Craven’s interview with Langenkamp went beyond just the known information that has been discussed regarding the Nightmare on Elm Street films ad infinitum. For example, the conversation they have about how Craven thought up the Nancy Thompson character was informative. Craven delved into not only the reason he opted to have Nancy be his heroine, but also revealed why he made sure he wrote her character with certain personality traits in mind. His answers were sometimes humorous, such as: when he relays a story from the film “Swamp Thing” where his now grown daughter, Jessica, also interviewed in the documentary, got on her father’s case when she asked him: Why girls, such as Golden Globe nominee, Adrienne Barbeau (Maude), who played the role of Alice Cable in the film, always had to fall down while being chased by the bad guys?
The following are Langenkamp’s responses when asked what she thought of the 2010 remake of “A Nightmare on Elm Street,” and if she was approached for a role in the film?

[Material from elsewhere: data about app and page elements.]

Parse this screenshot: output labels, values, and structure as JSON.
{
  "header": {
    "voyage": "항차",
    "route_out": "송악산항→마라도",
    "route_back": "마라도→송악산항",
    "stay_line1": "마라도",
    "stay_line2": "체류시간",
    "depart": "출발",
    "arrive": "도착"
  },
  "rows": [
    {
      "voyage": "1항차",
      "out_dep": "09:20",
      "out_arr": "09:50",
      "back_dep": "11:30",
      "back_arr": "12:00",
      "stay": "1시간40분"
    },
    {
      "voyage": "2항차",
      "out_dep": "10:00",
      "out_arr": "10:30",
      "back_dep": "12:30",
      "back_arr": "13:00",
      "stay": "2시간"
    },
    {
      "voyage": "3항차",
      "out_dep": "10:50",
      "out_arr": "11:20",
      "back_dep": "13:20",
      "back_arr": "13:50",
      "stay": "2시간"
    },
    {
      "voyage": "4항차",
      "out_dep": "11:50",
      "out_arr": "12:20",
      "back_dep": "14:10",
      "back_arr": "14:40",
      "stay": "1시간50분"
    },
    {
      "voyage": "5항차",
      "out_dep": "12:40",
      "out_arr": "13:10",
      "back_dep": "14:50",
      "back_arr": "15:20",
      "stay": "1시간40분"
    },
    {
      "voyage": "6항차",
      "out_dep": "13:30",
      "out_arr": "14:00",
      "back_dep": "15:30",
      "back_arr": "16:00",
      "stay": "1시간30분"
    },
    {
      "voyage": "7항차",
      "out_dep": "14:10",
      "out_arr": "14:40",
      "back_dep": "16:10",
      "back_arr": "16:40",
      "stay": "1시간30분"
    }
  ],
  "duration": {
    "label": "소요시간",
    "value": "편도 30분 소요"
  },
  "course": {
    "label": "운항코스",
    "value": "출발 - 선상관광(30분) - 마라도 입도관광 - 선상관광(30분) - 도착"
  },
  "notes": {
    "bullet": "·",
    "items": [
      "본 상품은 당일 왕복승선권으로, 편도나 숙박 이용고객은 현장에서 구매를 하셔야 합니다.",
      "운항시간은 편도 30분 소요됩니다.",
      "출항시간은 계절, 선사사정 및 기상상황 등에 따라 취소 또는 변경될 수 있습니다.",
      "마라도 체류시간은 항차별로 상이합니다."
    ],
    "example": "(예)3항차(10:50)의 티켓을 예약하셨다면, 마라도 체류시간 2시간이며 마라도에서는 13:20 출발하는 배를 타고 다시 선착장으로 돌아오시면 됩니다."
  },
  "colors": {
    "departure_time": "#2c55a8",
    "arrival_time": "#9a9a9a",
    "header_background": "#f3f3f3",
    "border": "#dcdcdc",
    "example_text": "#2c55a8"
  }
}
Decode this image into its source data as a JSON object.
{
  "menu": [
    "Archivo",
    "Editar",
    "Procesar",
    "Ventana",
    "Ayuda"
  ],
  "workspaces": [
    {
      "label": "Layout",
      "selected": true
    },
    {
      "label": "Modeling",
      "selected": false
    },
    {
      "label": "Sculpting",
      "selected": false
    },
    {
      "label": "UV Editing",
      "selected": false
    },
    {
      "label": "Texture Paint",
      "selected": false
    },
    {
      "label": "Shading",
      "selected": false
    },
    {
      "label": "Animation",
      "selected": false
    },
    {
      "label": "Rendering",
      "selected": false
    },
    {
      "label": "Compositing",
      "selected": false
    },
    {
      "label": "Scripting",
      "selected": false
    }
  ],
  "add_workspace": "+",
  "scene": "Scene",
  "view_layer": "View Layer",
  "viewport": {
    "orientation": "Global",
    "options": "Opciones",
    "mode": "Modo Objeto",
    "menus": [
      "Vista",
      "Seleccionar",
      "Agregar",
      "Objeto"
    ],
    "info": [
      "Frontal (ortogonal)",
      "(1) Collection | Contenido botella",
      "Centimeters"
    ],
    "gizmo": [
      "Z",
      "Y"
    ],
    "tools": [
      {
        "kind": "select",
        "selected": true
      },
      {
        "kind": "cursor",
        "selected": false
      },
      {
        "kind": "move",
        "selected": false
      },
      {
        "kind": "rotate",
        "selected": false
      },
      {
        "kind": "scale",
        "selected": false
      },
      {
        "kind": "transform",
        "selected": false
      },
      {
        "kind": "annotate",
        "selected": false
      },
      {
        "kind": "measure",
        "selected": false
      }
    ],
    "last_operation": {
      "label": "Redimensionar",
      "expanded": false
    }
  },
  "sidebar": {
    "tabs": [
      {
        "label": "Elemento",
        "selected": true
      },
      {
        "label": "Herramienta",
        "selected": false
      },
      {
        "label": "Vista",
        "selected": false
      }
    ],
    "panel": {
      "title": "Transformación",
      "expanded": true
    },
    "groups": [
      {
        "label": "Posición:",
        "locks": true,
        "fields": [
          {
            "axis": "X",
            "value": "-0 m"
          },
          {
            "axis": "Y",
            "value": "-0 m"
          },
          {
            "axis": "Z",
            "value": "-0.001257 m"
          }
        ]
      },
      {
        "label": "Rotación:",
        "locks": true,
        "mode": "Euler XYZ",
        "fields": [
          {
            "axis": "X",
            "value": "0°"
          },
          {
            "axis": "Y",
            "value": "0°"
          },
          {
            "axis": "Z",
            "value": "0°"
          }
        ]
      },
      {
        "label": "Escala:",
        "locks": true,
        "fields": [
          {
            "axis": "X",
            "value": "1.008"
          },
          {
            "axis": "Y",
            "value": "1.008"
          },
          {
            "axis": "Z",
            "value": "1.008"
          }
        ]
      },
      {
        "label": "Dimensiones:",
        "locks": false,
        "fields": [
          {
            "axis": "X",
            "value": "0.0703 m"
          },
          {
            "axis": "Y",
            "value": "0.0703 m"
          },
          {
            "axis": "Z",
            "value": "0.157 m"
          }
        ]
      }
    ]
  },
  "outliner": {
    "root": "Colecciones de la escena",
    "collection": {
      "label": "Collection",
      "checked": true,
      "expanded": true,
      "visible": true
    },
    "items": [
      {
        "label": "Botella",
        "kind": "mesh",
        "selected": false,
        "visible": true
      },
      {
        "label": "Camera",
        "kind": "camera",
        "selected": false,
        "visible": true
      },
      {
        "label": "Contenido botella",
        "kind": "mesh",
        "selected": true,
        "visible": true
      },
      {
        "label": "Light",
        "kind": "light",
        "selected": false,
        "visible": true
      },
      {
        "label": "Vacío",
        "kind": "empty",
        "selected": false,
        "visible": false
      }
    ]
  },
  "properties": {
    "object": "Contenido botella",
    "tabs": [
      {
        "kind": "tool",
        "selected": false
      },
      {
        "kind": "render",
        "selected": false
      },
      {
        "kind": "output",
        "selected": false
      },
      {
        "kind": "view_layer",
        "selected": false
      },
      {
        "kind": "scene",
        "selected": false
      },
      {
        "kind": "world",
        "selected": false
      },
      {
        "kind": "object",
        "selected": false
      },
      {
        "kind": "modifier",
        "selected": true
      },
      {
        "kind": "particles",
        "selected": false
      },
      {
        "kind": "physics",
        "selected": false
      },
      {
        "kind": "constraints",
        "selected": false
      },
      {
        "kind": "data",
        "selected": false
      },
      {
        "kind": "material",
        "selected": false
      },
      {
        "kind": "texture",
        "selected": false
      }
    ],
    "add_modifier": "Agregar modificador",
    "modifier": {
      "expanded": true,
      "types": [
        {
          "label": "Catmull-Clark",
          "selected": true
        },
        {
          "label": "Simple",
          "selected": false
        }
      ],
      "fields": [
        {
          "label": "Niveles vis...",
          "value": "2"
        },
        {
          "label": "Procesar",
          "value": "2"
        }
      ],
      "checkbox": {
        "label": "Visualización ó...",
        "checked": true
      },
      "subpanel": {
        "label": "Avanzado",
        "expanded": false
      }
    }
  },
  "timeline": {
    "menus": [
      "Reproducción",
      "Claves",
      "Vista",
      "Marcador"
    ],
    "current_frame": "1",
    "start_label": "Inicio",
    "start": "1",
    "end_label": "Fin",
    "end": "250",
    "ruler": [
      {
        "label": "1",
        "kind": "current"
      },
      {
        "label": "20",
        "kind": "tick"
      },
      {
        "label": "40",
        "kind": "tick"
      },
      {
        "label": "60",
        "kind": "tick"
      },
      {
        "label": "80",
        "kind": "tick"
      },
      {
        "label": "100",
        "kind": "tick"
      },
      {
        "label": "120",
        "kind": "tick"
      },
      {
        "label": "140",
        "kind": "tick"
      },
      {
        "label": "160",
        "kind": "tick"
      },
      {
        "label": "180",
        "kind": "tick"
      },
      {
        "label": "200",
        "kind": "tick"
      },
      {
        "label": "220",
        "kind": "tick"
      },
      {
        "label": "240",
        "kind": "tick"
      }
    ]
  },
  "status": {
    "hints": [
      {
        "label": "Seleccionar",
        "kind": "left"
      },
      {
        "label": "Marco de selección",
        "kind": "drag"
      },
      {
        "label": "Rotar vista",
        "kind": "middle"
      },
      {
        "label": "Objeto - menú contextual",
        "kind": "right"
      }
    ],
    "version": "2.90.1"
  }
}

“I made a conscious decision that I never want to see another Freddy Krueger besides Robert Englund, so I didn’t see it…And I’ll never, ever, see it. It was made with the wrong set of goals, and the goals were to take advantage of an entire fan base that would basically pay 10 bucks to see Freddy again… I just can’t even express in words how disappointed I am in that kind of motive.”
“After they tested it and saw that it wasn’t going to be well received, I think they called me and asked me to do a cameo and I said, “No thank you.” I thought that it was very cynical, the whole way they made that movie was very cynical.”
For those of you interested in watching or owning a copy of “I Am Nancy,” visit the website iamnancy.net. For $2.99 you can buy a streaming download of the film. If you prefer to own the documentary you can purchase it right on the website, with the option to receive an autographed copy for an additional fee. If you would prefer, there is also a link to buy the film on Amazon. Additionally, the website also sells a few other “A Nightmare on Elm Street” memorabilia items.
In closing, when I still lived on Long Island, on a number of occasions, my friends and I would take the long drive from Nassau County to Cherry Hill, New Jersey to attend Monster-Mania Conventions. Once there, we got autographs on actions figures, posters, still photos, and also took pictures with numerous entertainers, who work both in front of, and behind the camera on horror films. On two separate occasions, I had the opportunity to meet, talk with, and get items autographed by Heather Langenkamp; she couldn’t have been nicer, both in terms of her attitude while meeting me, and in the time she took to talk with me.